◆ **Work to complete**: Every entry that follows should be output exactly, and every image in it left out.

(Page and application data records)

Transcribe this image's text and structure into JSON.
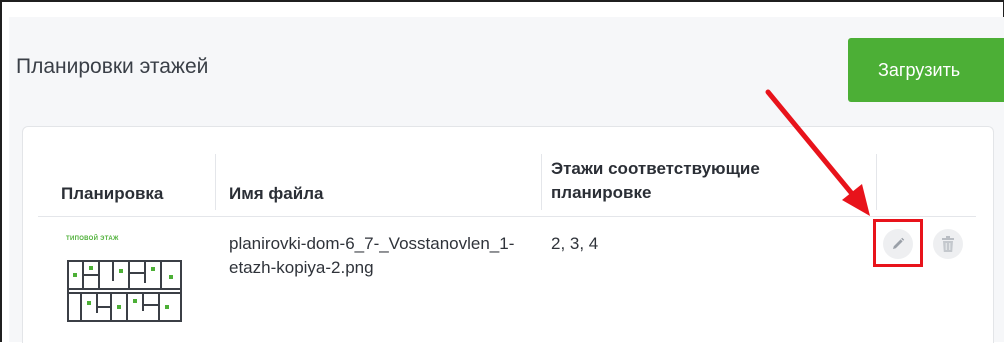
{
  "header": {
    "title": "Планировки этажей",
    "upload_label": "Загрузить"
  },
  "table": {
    "columns": [
      "Планировка",
      "Имя файла",
      "Этажи соответствующие планировке"
    ],
    "rows": [
      {
        "thumbnail_label": "ТИПОВОЙ ЭТАЖ",
        "file_name": "planirovki-dom-6_7-_Vosstanovlen_1-etazh-kopiya-2.png",
        "floors": "2, 3, 4"
      }
    ]
  },
  "icons": {
    "edit": "pencil-icon",
    "delete": "trash-icon"
  },
  "colors": {
    "accent": "#4caf36",
    "highlight": "#e8131b"
  }
}
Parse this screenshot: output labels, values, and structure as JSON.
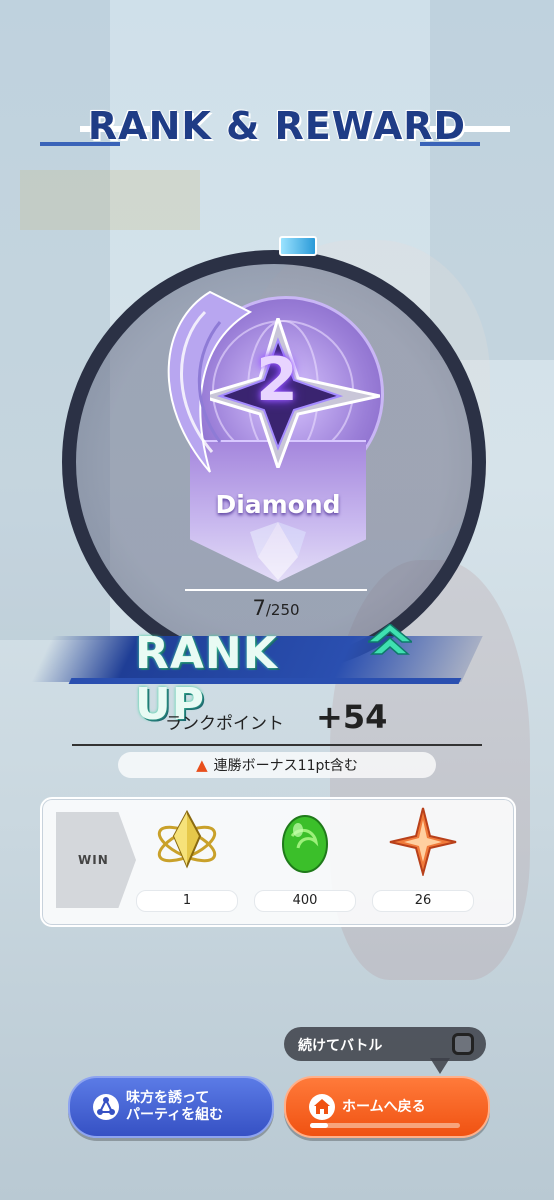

◆ **Answer box**:
Transcribe this image's text and structure into JSON.
{
  "header": {
    "title": "Планировки этажей",
    "upload_label": "Загрузить"
  },
  "table": {
    "columns": [
      "Планировка",
      "Имя файла",
      "Этажи соответствующие планировке"
    ],
    "rows": [
      {
        "thumbnail_label": "ТИПОВОЙ ЭТАЖ",
        "file_name": "planirovki-dom-6_7-_Vosstanovlen_1-etazh-kopiya-2.png",
        "floors": "2, 3, 4"
      }
    ]
  },
  "icons": {
    "edit": "pencil-icon",
    "delete": "trash-icon"
  },
  "colors": {
    "accent": "#4caf36",
    "highlight": "#e8131b"
  }
}
Parse this screenshot: output labels, values, and structure as JSON.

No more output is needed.